represents the vice of tawdriness and pretentiousness, and of falsification of the actual facts of the structure…. All architects would have much preferred the plain steel structure to this kind of sham.
Perhaps, although most Londoners and tourists would likely cast their vote for Jones’s charming fairy-tale spires.
In an essay on the Guggenheim Museum in Bilbao, Petroski describes the complicated steel structure that supports Frank Gehry’s swirling shapes. A photograph of the building under construction makes it clear that the finished product bears little resemblance to the structure beneath; like the Gothic skin of Tower Bridge, the titanium and limestone are a wrapping. The chief difference between Bilbao and Tower Bridge is that at Bilbao, the wrapping came first. Petroski likens the Spanish museum to the Statue of Liberty. When Frédéric-Auguste Bartholdi conceived the giant statue, he had no idea of exactly how it would stand up, and it took Gustave Eiffel to design the complicated wrought iron structural frame that supports the copper shell.
Even in the work of an architect-engineer such as Santiago Calatrava, who is currently designing the transportation terminal at the World Trade Center site, and whose designs seem to be a demonstration of structural forces, the relationship between aesthetics and engineering is far from straightforward. Petroski writes that the architect-engineer’s “striking works of art” are rarely the simplest or the most efficient engineering solutions. “Another criticism of Calatrava’s designs is their constructability—or, rather, their lack of constructability,” he adds. One of Calatrava’s most famous works is the Alamillo Bridge, built for the 1992 Seville world’s fair. The structure is held by cables hung from a single, angled, 142-meter mast. “Most cable-stayed bridges are designed to be self-supporting even when only partially completed, but the unusual design of the Alamillo Bridge did not allow that,” writes Petroski. Gehry’s and Calatrava’s best-known buildings and bridges come very close to “designer architecture,” although Petroski does not use that term.
Beautiful forms don’t necessarily follow good engineering. Nor is good engineering automatically beautiful, as a comparison of two Chicago skyscrapers, the John Hancock Center and the Sears Tower, shows. Both were designed by the same architect, Bruce Graham of SOM, and the same engineer, Fazlur Khan. The structure of both buildings follows the principle, pioneered by Khan, of having a central tube.
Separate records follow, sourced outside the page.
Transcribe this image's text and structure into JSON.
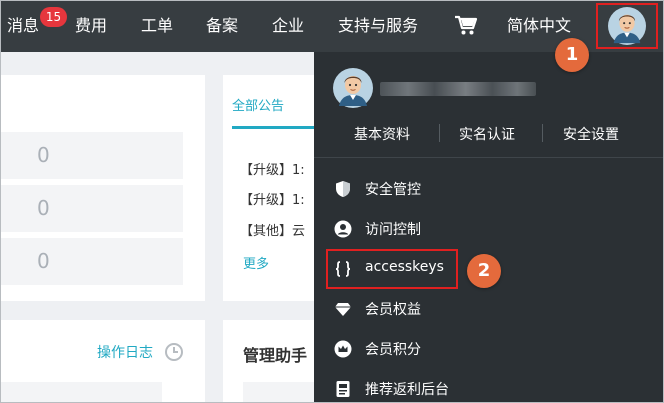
{
  "nav": {
    "messages_label": "消息",
    "messages_count": "15",
    "billing_label": "费用",
    "tickets_label": "工单",
    "filing_label": "备案",
    "enterprise_label": "企业",
    "support_label": "支持与服务",
    "language_label": "简体中文"
  },
  "stats": {
    "values": [
      "0",
      "0",
      "0"
    ]
  },
  "announcements": {
    "tab_all": "全部公告",
    "items": [
      "【升级】1:",
      "【升级】1:",
      "【其他】云"
    ],
    "more": "更多"
  },
  "activity": {
    "oplog_label": "操作日志"
  },
  "manager": {
    "title": "管理助手"
  },
  "dropdown": {
    "tabs": [
      "基本资料",
      "实名认证",
      "安全设置"
    ],
    "items": [
      {
        "label": "安全管控",
        "icon": "shield-icon"
      },
      {
        "label": "访问控制",
        "icon": "user-circle-icon"
      },
      {
        "label": "accesskeys",
        "icon": "braces-icon"
      },
      {
        "label": "会员权益",
        "icon": "diamond-icon"
      },
      {
        "label": "会员积分",
        "icon": "crown-icon"
      },
      {
        "label": "推荐返利后台",
        "icon": "document-icon"
      }
    ]
  },
  "callouts": {
    "step1": "1",
    "step2": "2"
  },
  "colors": {
    "nav_bg": "#373d41",
    "dropdown_bg": "#2b3034",
    "accent": "#21a9c3",
    "badge": "#e6363d",
    "highlight": "#e02020",
    "callout": "#e46a3c"
  }
}
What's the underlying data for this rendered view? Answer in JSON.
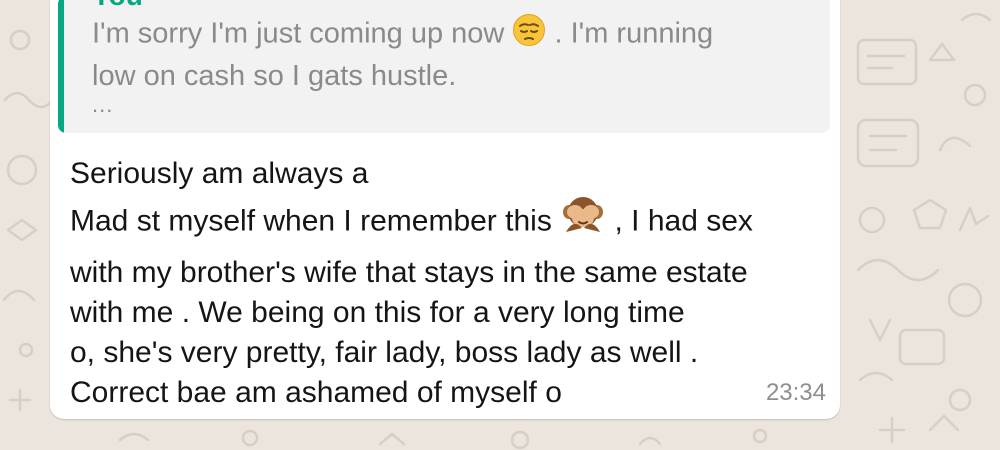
{
  "chat": {
    "quoted": {
      "author": "You",
      "text_before_emoji": "I'm sorry I'm just coming up now ",
      "emoji": "pensive-face-emoji",
      "text_after_emoji": ". I'm running",
      "line2": "low on cash so I gats hustle.",
      "ellipsis": "..."
    },
    "message": {
      "line1": "Seriously  am always a",
      "line2_before_emoji": "Mad st myself when I remember this ",
      "line2_emoji": "see-no-evil-monkey-emoji",
      "line2_after_emoji": ", I had sex",
      "line3": "with my brother's wife that stays in the same estate",
      "line4": "with me .  We being on this for a very long time",
      "line5": "o, she's very pretty,  fair lady, boss lady as well .",
      "line6": "Correct bae am ashamed of myself o"
    },
    "timestamp": "23:34"
  },
  "colors": {
    "background": "#ece5dd",
    "bubble": "#ffffff",
    "quote_background": "#f2f2f2",
    "accent": "#06a884"
  }
}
Petroski makes it clear that the 1,454-foot Sears Tower is a feat of structural engineering, yet the Hancock Center, with its exposed criss-crossed bracing and its distinctive tapered shape, is a much more striking design than the rather banal Sears Tower. Both buildings solve the complex problem of building an extremely tall building in an effective manner, but the Hancock Center—known locally as Big John—does so with more style.
Petroski and Dyson are right that styling and design are not the same thing, but of course it is impossible to keep style out of design. The design of some products, like duct tape and brown paper bags, is almost pure problem-solving, while the design of others, like Movado watches and Umbra wastepaper baskets, is largely styling. However, on the whole, in most designed objects, whether they are chairs, or automobiles, or skyscrapers, styling and problem-solving are messily but inextricably intertwined. The best-designed objects manage to solve problems with a sense of style, often the work of a designer whose name is hardly known.
June 9, 2005